We all have those ‘aha!’ moments; you’re wandering along, moving about your normal day without any conscious effort when suddenly it hits you – the best idea you’ve ever had. You smile to yourself, thinking how clever you are and how it is amazing that no one else has thought of it yet. Then you race to your next meeting or you get a phone call or someone asks you the time and in an instant the idea is forgotten, lost in the ether only to resurface in a few months time when you see the exact idea executed by someone else.

The point is while ideas are the most important currency we have, even original ideas will eventually be thought of by someone else and if they’re not executed they are meaningless.

I’m as guilty as everyone else (if not more-so, due to my goldfish like memory) of this, but I’ve decided to set myself a few little rules to work on stopping this happening.

1. Carry a small “ideas” notebook and pen everywhere
2. Set aside 30 minutes once a week to review the ideas in the notebook and see if there is anything I can use/action
3. Take time to reward myself when an idea becomes a tangible reality


The ultimate idea killer

Ideas can come from anywhere. They are not limited by age, race, status or education. A good idea can come from the mind of a 5 year or in the ramblings of a 90 year old. These are facts that are universally accepted, and yet in an industry built on ideas many people allow their ego and sense of entitlement to hinder this process.

The ultimate enemy of ideas is the ego.

More accurately, it is ego which leads to poor leadership that in turn impacts the creative process.

Confidence and self-assurance can be great qualities in a creative thinker, they allow them to be vocal and forward with their thinking, free from the self doubt that can kill an idea before it begins. However these same traits that can make a great thinker can make a person a lousy people manager. Their ego and the feeling that they have earned their way to their current position of power and authority can make them hypercritical and short with those below them.
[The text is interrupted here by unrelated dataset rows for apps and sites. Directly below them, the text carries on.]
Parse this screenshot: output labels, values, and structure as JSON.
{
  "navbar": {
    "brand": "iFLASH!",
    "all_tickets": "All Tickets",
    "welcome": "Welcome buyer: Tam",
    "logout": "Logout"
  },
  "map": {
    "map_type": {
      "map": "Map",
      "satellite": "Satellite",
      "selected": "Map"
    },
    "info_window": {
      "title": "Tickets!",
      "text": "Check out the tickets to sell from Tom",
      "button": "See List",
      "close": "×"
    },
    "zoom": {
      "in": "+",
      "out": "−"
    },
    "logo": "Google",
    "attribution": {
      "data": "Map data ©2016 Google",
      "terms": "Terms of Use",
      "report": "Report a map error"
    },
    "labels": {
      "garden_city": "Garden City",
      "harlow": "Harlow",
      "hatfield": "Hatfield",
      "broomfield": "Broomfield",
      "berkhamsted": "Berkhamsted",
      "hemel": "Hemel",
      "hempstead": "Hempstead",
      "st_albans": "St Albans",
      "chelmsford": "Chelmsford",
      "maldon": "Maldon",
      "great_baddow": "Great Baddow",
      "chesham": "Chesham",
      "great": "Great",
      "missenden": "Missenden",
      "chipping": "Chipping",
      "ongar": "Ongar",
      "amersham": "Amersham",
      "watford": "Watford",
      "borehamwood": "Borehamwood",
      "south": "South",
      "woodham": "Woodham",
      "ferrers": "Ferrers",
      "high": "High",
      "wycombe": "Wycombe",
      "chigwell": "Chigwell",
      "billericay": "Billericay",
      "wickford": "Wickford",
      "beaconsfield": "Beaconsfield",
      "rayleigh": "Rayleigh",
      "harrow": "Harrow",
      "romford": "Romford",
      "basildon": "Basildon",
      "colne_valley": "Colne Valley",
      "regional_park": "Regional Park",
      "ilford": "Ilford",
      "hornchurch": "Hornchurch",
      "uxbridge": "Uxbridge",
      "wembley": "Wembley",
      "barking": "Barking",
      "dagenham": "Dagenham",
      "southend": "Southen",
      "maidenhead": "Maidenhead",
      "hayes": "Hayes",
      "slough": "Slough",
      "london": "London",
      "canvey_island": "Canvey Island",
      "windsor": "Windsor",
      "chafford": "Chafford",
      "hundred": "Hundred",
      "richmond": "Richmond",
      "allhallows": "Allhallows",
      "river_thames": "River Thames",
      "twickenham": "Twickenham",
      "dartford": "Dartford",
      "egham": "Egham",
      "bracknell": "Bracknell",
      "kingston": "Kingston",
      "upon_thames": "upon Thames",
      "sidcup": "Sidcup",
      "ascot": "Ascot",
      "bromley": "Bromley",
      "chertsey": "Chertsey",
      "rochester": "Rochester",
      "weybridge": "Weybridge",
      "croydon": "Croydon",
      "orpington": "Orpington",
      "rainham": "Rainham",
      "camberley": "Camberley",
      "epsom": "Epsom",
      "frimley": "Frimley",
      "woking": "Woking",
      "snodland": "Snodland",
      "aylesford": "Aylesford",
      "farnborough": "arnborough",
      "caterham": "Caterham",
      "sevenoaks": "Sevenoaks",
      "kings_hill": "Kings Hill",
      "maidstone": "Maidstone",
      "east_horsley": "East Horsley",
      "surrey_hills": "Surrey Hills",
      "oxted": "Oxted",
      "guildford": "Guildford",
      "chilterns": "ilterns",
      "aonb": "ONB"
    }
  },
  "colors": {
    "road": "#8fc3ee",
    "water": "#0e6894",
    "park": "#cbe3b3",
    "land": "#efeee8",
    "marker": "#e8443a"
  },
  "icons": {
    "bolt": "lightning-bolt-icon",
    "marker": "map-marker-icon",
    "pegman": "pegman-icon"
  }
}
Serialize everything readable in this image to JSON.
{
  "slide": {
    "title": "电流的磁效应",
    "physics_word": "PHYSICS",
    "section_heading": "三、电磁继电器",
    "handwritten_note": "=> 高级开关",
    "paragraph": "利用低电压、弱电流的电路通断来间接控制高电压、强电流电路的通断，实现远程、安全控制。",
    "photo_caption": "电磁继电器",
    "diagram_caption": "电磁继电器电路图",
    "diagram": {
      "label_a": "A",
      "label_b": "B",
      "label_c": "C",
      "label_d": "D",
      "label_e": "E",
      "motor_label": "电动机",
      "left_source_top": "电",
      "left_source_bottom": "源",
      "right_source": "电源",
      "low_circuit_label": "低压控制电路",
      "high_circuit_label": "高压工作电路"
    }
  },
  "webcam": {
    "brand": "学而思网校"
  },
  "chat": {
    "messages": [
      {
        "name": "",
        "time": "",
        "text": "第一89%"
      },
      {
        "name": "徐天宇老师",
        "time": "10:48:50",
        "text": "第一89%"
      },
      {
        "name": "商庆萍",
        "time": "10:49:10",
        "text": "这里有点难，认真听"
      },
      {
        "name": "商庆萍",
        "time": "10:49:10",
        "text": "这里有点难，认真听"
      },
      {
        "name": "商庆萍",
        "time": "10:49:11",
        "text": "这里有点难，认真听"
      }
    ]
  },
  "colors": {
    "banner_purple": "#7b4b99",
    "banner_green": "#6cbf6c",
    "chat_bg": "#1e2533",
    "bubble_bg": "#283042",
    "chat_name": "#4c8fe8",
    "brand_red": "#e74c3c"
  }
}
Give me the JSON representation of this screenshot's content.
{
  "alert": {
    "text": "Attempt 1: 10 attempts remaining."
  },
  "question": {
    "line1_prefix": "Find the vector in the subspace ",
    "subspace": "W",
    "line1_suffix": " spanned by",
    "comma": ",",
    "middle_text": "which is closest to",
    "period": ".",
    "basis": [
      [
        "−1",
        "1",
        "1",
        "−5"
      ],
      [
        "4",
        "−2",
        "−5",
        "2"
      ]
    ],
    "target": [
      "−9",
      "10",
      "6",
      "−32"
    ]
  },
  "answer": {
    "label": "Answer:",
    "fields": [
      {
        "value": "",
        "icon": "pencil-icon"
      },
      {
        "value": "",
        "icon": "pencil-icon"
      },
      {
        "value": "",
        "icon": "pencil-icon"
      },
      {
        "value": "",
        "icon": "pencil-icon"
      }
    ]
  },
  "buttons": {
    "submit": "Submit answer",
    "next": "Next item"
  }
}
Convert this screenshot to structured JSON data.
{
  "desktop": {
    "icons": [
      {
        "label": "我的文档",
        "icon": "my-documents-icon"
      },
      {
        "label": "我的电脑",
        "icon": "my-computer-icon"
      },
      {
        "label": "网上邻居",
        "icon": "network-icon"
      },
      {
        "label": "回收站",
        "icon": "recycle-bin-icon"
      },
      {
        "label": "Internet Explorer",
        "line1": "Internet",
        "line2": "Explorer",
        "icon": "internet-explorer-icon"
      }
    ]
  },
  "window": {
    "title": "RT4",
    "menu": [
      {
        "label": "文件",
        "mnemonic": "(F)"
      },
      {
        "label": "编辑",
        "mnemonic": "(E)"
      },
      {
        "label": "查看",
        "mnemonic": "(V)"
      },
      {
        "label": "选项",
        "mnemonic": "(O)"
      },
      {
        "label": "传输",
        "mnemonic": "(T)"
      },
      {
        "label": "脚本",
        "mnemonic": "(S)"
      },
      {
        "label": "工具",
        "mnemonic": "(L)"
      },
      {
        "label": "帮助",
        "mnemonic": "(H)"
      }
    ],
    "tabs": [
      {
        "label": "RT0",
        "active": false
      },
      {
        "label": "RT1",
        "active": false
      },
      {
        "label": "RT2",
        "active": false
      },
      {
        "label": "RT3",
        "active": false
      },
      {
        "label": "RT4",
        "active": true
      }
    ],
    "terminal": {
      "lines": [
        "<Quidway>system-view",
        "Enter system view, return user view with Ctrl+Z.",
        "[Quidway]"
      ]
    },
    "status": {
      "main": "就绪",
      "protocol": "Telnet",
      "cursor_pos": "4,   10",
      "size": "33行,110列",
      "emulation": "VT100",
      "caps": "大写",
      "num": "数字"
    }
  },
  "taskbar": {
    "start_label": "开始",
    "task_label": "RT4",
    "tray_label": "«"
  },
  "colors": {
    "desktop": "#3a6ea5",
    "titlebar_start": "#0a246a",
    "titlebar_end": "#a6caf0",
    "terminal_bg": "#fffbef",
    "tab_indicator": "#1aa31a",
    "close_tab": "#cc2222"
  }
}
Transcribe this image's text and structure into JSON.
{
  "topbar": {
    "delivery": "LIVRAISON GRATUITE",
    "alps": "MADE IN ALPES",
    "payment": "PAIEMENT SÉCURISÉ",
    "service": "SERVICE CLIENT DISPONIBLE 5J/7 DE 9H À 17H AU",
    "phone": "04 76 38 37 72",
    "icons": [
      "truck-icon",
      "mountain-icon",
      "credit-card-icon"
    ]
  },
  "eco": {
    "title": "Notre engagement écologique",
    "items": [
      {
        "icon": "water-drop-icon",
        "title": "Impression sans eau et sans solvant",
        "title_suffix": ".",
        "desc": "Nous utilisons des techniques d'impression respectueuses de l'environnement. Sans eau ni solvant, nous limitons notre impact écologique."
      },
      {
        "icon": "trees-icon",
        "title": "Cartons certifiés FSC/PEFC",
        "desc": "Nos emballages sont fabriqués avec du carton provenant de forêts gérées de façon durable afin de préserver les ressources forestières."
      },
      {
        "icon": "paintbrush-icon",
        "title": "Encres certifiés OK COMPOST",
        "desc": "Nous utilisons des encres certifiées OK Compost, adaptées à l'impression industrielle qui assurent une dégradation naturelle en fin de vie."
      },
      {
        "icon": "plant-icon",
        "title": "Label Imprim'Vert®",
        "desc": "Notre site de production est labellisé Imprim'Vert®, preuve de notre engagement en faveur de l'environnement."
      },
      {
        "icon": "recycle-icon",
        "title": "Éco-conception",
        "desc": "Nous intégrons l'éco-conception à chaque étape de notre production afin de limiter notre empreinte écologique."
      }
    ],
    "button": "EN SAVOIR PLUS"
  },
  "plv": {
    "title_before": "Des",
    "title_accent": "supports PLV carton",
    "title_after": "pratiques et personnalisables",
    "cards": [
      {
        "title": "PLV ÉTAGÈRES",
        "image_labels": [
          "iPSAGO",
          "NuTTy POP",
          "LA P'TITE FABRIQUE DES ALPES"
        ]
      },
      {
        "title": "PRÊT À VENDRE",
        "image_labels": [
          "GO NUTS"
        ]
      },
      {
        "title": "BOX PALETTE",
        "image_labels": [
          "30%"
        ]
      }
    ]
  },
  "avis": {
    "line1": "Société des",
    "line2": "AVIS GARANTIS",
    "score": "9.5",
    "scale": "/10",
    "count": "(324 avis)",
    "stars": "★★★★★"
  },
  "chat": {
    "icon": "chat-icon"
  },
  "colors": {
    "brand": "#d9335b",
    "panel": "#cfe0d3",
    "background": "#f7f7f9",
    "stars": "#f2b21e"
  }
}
There is an immediate dismissal that anybody with less experience and a lower paycheck could ever possibly come up with an idea that they could not top.

While the immediate impact of this will simply be dis-engaged and unmotivated staff, the long term ramifications for the agency are massive. Firstly, key talent are likely to go elsewhere if they feel they are being unrecognized and under acknowledged. This in turn will lead to a lack of up and coming talent from within the agency leading to the highly expensive need to recruit top talent from outside the business when your mid-top level employees move on. Secondly, the employees who do stay will likely be unhappy and unmotivated, this leads to increased sick days, lower levels of productivity, a generally lower level of moral in the workplace and higher turnover.

These problems are not limited to creative careers such as Advertising and Design, they are however more baffling in these industries as they impact not only the overall mood and moral but they inhibit the very thing that businesses pay for.

I have been fortunate enough to have been nurtured greatly and as such I have been lucky to have had incredible opportunities arise numerous times in my short career. This is perhaps the reason for my passion to help those that are new to the industry flourish and grow their passion. However many I know have not been so lucky, a lot of people will only last 6-12 months in their first role before leaving the industry all together, still more will go sales or client side out of frustration with the way they are treated and a lack of visibility into their future.

There needs to be a resolute and sound focus over the next few years within the media, advertising and marketing industry to check our egos (amazing though they be) at the door and really concentrate on building our people and talent management skills in order to ensure that creativity and free thinking thrive and that agencies are able to retain talent.